Data for the task section start

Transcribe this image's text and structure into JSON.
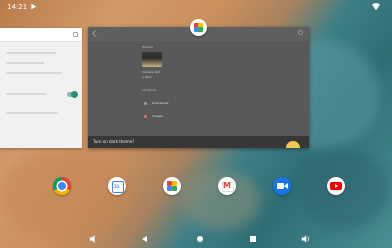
{
  "status_bar": {
    "time": "14:21",
    "notification_icon": "play-store-icon",
    "wifi_icon": "wifi-icon"
  },
  "recents": {
    "left_card": {
      "toggle_state": "on"
    },
    "main_card": {
      "app_icon": "google-photos-icon",
      "section_header": "Header",
      "caption_line1": "Camera Roll",
      "caption_line2": "1 item",
      "section_locations": "Locations",
      "rows": [
        {
          "label": "Downloads",
          "icon_color": "#9e9e9e"
        },
        {
          "label": "Images",
          "icon_color": "#e57373"
        }
      ],
      "snackbar_text": "Turn on dark theme?",
      "snackbar_icon": "sun-icon"
    }
  },
  "dock": {
    "apps": [
      {
        "name": "chrome",
        "icon": "chrome-icon"
      },
      {
        "name": "calendar",
        "icon": "calendar-icon",
        "date_text": "31"
      },
      {
        "name": "photos",
        "icon": "photos-icon"
      },
      {
        "name": "gmail",
        "icon": "gmail-icon"
      },
      {
        "name": "duo",
        "icon": "duo-video-icon"
      },
      {
        "name": "youtube",
        "icon": "youtube-icon"
      }
    ]
  },
  "navbar": {
    "buttons": [
      "volume-down",
      "back",
      "home",
      "recents",
      "volume-up"
    ]
  }
}
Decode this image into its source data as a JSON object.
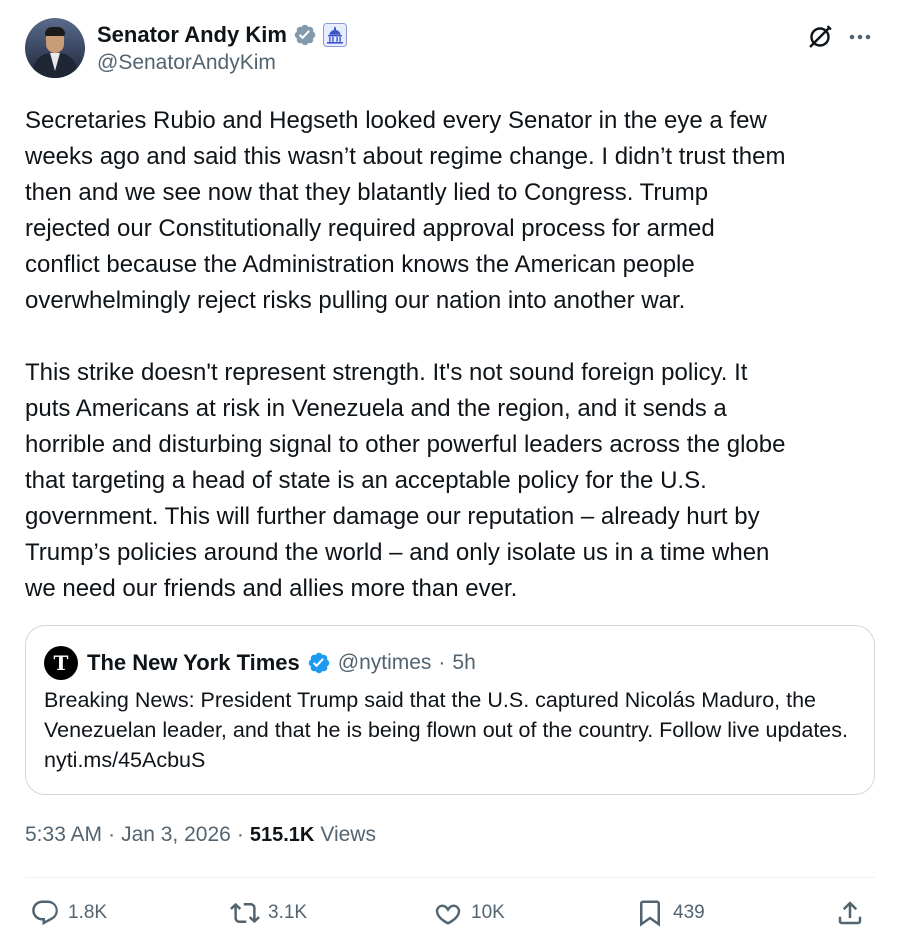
{
  "author": {
    "display_name": "Senator Andy Kim",
    "handle": "@SenatorAndyKim",
    "verified_color": "#829aab",
    "affiliate_icon": "capitol-icon"
  },
  "tweet": {
    "text": "Secretaries Rubio and Hegseth looked every Senator in the eye a few\nweeks ago and said this wasn’t about regime change. I didn’t trust them\nthen and we see now that they blatantly lied to Congress. Trump\nrejected our Constitutionally required approval process for armed\nconflict because the Administration knows the American people\noverwhelmingly reject risks pulling our nation into another war.\n\nThis strike doesn't represent strength. It's not sound foreign policy. It\nputs Americans at risk in Venezuela and the region, and it sends a\nhorrible and disturbing signal to other powerful leaders across the globe\nthat targeting a head of state is an acceptable policy for the U.S.\ngovernment. This will further damage our reputation – already hurt by\nTrump’s policies around the world – and only isolate us in a time when\nwe need our friends and allies more than ever."
  },
  "quote": {
    "display_name": "The New York Times",
    "handle": "@nytimes",
    "separator": "·",
    "time": "5h",
    "logo_letter": "T",
    "verified_color": "#1d9bf0",
    "text": "Breaking News: President Trump said that the U.S. captured Nicolás Maduro, the Venezuelan leader, and that he is being flown out of the country. Follow live updates. nyti.ms/45AcbuS"
  },
  "meta": {
    "time": "5:33 AM",
    "dot1": "·",
    "date": "Jan 3, 2026",
    "dot2": "·",
    "views_count": "515.1K",
    "views_label": "Views"
  },
  "actions": {
    "replies": "1.8K",
    "reposts": "3.1K",
    "likes": "10K",
    "bookmarks": "439"
  },
  "colors": {
    "text_primary": "#0f1419",
    "text_secondary": "#536471",
    "border": "#cfd9de",
    "blue_check": "#1d9bf0",
    "gray_check": "#829aab"
  }
}
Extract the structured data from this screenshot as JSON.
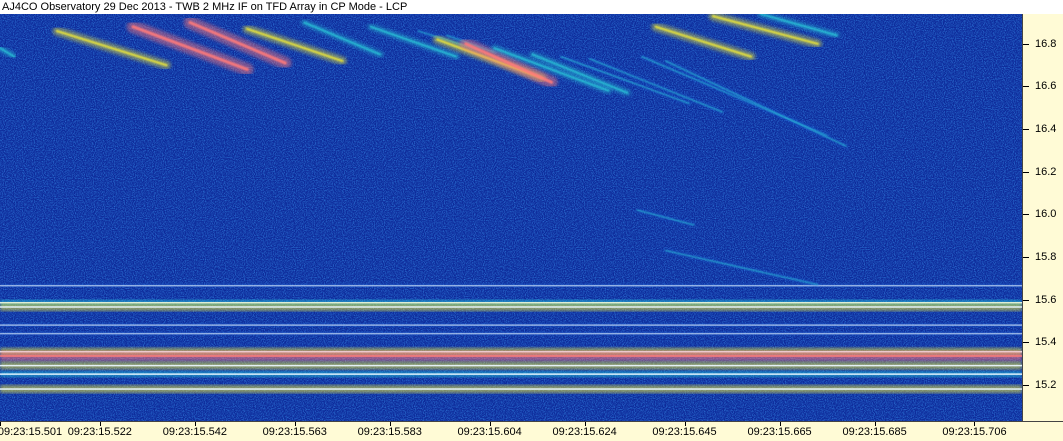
{
  "title": "AJ4CO Observatory 29 Dec 2013 - TWB 2 MHz IF on TFD Array in CP Mode - LCP",
  "colors": {
    "background_noise": "#0d2a9a",
    "low_intensity": "#1e5fd8",
    "mid_intensity": "#29c7d8",
    "high_intensity": "#e9e43a",
    "peak_intensity": "#ff7a7a",
    "axis_panel": "#fffbd6"
  },
  "chart_data": {
    "type": "heatmap",
    "title": "AJ4CO Observatory 29 Dec 2013 - TWB 2 MHz IF on TFD Array in CP Mode - LCP",
    "xlabel": "",
    "ylabel": "",
    "x_ticks": [
      "09:23:15.501",
      "09:23:15.522",
      "09:23:15.542",
      "09:23:15.563",
      "09:23:15.583",
      "09:23:15.604",
      "09:23:15.624",
      "09:23:15.645",
      "09:23:15.665",
      "09:23:15.685",
      "09:23:15.706"
    ],
    "y_ticks": [
      "16.8",
      "16.6",
      "16.4",
      "16.2",
      "16.0",
      "15.8",
      "15.6",
      "15.4",
      "15.2"
    ],
    "ylim": [
      15.03,
      16.94
    ],
    "xlim": [
      "09:23:15.501",
      "09:23:15.716"
    ],
    "grid": false,
    "y_axis_side": "right",
    "interference_bands_mhz": [
      {
        "f": 15.665,
        "level": "low"
      },
      {
        "f": 15.585,
        "level": "medium"
      },
      {
        "f": 15.565,
        "level": "high"
      },
      {
        "f": 15.48,
        "level": "low"
      },
      {
        "f": 15.44,
        "level": "low"
      },
      {
        "f": 15.355,
        "level": "high"
      },
      {
        "f": 15.335,
        "level": "peak"
      },
      {
        "f": 15.29,
        "level": "high"
      },
      {
        "f": 15.25,
        "level": "medium"
      },
      {
        "f": 15.18,
        "level": "high"
      }
    ],
    "emission_bursts": [
      {
        "t_start": 0.0,
        "f_start": 16.78,
        "t_end": 0.003,
        "f_end": 16.74,
        "level": "medium"
      },
      {
        "t_start": 0.012,
        "f_start": 16.86,
        "t_end": 0.035,
        "f_end": 16.7,
        "level": "high"
      },
      {
        "t_start": 0.028,
        "f_start": 16.88,
        "t_end": 0.052,
        "f_end": 16.68,
        "level": "peak"
      },
      {
        "t_start": 0.04,
        "f_start": 16.9,
        "t_end": 0.06,
        "f_end": 16.71,
        "level": "peak"
      },
      {
        "t_start": 0.052,
        "f_start": 16.87,
        "t_end": 0.072,
        "f_end": 16.72,
        "level": "high"
      },
      {
        "t_start": 0.064,
        "f_start": 16.9,
        "t_end": 0.08,
        "f_end": 16.75,
        "level": "medium"
      },
      {
        "t_start": 0.078,
        "f_start": 16.88,
        "t_end": 0.096,
        "f_end": 16.74,
        "level": "medium"
      },
      {
        "t_start": 0.088,
        "f_start": 16.86,
        "t_end": 0.101,
        "f_end": 16.77,
        "level": "low"
      },
      {
        "t_start": 0.094,
        "f_start": 16.84,
        "t_end": 0.104,
        "f_end": 16.76,
        "level": "low"
      },
      {
        "t_start": 0.092,
        "f_start": 16.82,
        "t_end": 0.114,
        "f_end": 16.64,
        "level": "high"
      },
      {
        "t_start": 0.098,
        "f_start": 16.8,
        "t_end": 0.116,
        "f_end": 16.62,
        "level": "peak"
      },
      {
        "t_start": 0.104,
        "f_start": 16.78,
        "t_end": 0.128,
        "f_end": 16.58,
        "level": "medium"
      },
      {
        "t_start": 0.112,
        "f_start": 16.75,
        "t_end": 0.132,
        "f_end": 16.57,
        "level": "medium"
      },
      {
        "t_start": 0.118,
        "f_start": 16.74,
        "t_end": 0.145,
        "f_end": 16.52,
        "level": "low"
      },
      {
        "t_start": 0.124,
        "f_start": 16.73,
        "t_end": 0.152,
        "f_end": 16.48,
        "level": "low"
      },
      {
        "t_start": 0.135,
        "f_start": 16.74,
        "t_end": 0.174,
        "f_end": 16.37,
        "level": "low"
      },
      {
        "t_start": 0.14,
        "f_start": 16.72,
        "t_end": 0.178,
        "f_end": 16.32,
        "level": "low"
      },
      {
        "t_start": 0.138,
        "f_start": 16.88,
        "t_end": 0.158,
        "f_end": 16.74,
        "level": "high"
      },
      {
        "t_start": 0.15,
        "f_start": 16.93,
        "t_end": 0.172,
        "f_end": 16.8,
        "level": "high"
      },
      {
        "t_start": 0.16,
        "f_start": 16.94,
        "t_end": 0.176,
        "f_end": 16.84,
        "level": "medium"
      },
      {
        "t_start": 0.134,
        "f_start": 16.02,
        "t_end": 0.146,
        "f_end": 15.95,
        "level": "low"
      },
      {
        "t_start": 0.14,
        "f_start": 15.83,
        "t_end": 0.172,
        "f_end": 15.67,
        "level": "low"
      }
    ]
  }
}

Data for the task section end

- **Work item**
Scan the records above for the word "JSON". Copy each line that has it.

- **The completed task**
Transcribe this image's text and structure into JSON.
Decode this image into its source data as a JSON object.
Extract the structured data from this screenshot as JSON.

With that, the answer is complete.